* Provided entries
****

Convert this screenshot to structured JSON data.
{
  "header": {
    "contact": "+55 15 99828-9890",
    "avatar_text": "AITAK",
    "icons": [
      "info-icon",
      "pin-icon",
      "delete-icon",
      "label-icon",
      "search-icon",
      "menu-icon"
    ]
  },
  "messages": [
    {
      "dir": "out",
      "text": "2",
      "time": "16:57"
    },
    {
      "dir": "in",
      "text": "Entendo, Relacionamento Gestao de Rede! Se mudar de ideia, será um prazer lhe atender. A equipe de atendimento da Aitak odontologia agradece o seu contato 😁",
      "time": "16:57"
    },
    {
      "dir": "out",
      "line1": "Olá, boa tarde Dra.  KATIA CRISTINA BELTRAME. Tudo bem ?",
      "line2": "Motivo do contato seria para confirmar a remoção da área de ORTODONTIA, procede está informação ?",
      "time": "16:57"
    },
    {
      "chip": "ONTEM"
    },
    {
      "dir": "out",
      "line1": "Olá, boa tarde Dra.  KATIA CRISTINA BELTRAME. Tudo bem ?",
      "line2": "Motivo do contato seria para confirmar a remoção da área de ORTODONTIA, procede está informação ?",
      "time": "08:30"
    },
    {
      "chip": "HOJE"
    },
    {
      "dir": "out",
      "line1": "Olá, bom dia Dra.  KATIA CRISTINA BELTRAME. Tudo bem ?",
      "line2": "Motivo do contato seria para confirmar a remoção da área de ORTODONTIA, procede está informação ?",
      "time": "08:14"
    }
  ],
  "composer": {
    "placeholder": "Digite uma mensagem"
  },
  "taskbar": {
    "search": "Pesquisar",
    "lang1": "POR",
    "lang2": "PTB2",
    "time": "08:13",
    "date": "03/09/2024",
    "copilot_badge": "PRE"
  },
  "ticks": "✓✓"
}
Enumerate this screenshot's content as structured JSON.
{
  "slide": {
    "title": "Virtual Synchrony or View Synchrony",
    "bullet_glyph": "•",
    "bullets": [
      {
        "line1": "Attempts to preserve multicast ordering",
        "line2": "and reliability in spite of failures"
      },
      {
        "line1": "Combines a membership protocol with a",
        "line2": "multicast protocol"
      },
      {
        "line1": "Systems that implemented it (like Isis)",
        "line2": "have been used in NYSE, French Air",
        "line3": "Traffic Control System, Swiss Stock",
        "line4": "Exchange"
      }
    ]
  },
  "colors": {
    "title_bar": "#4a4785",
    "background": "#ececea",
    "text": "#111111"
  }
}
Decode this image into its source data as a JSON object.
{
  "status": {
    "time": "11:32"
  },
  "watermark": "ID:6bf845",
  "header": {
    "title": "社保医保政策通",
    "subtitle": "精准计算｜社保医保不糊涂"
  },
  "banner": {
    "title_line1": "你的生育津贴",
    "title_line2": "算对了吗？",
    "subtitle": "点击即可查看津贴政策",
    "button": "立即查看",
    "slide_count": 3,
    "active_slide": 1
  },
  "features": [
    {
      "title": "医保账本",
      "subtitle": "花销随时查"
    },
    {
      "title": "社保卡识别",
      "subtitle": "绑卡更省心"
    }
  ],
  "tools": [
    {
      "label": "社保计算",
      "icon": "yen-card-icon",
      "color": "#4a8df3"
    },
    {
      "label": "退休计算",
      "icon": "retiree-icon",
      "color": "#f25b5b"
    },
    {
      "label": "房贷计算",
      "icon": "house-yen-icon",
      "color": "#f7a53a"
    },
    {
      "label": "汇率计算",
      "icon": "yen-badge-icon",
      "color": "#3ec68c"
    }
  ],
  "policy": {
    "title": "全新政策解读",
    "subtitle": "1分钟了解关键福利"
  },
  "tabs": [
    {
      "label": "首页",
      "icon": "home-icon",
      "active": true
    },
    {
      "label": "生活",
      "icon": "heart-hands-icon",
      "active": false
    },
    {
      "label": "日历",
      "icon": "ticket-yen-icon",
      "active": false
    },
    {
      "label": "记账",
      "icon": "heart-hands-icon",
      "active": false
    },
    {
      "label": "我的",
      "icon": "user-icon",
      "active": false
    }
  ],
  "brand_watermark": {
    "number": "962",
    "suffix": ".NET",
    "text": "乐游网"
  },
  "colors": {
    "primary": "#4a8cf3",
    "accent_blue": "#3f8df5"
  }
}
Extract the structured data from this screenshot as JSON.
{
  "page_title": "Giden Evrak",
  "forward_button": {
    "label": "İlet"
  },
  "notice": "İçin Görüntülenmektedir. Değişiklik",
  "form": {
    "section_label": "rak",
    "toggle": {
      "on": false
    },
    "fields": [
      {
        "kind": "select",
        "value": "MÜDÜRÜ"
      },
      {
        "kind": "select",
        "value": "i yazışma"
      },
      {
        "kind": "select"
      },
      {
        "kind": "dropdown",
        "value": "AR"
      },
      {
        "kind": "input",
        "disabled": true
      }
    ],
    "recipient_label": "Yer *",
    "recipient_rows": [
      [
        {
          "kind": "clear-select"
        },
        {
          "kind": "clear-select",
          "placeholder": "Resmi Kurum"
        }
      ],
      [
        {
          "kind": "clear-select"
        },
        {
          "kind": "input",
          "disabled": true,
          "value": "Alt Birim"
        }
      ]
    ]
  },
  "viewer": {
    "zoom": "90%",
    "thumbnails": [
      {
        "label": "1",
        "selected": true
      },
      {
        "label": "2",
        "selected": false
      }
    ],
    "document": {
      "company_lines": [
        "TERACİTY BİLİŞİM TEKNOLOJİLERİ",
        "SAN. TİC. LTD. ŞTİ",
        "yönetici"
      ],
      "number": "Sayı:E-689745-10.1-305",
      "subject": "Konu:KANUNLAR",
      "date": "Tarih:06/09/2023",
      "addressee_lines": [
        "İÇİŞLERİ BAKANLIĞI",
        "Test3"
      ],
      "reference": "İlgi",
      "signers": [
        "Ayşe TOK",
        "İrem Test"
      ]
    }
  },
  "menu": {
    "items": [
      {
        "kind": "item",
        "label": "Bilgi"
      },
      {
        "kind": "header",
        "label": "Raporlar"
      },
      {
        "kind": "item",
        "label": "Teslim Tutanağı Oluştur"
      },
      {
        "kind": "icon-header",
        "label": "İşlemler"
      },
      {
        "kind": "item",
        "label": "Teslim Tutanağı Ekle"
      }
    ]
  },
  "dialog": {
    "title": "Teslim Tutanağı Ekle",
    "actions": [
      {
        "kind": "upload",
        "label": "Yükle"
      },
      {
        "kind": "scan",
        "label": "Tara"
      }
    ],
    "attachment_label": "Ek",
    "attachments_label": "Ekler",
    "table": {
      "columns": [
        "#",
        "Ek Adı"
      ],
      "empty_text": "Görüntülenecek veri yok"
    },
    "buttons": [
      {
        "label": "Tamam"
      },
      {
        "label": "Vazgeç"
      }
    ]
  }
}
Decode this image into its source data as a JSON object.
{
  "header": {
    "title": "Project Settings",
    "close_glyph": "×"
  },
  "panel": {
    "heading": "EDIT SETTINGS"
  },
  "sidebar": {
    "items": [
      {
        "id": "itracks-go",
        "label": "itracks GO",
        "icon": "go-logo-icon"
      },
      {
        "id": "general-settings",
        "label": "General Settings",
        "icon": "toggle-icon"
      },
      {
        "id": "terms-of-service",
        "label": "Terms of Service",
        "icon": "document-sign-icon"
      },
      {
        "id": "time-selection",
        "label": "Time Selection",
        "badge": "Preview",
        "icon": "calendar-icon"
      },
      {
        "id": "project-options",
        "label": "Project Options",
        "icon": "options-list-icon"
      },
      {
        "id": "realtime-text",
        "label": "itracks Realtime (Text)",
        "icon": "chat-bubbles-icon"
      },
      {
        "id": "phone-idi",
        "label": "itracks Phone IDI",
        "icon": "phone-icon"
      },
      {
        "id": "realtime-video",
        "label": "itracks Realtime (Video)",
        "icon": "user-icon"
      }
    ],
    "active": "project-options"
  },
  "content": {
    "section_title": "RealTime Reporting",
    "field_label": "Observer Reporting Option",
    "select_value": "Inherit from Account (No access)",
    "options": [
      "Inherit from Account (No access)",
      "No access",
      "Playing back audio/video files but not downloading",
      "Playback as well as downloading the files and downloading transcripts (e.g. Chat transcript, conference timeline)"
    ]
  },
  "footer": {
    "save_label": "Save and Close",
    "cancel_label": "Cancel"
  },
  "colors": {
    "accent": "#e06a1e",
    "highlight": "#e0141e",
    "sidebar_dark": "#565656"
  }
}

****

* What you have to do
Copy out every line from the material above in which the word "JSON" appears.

* Answer box
Convert this screenshot to structured JSON data.
Enumerate this screenshot's content as structured JSON.
Decode this image into its source data as a JSON object.
Extract the structured data from this screenshot as JSON.
Decode this image into its source data as a JSON object.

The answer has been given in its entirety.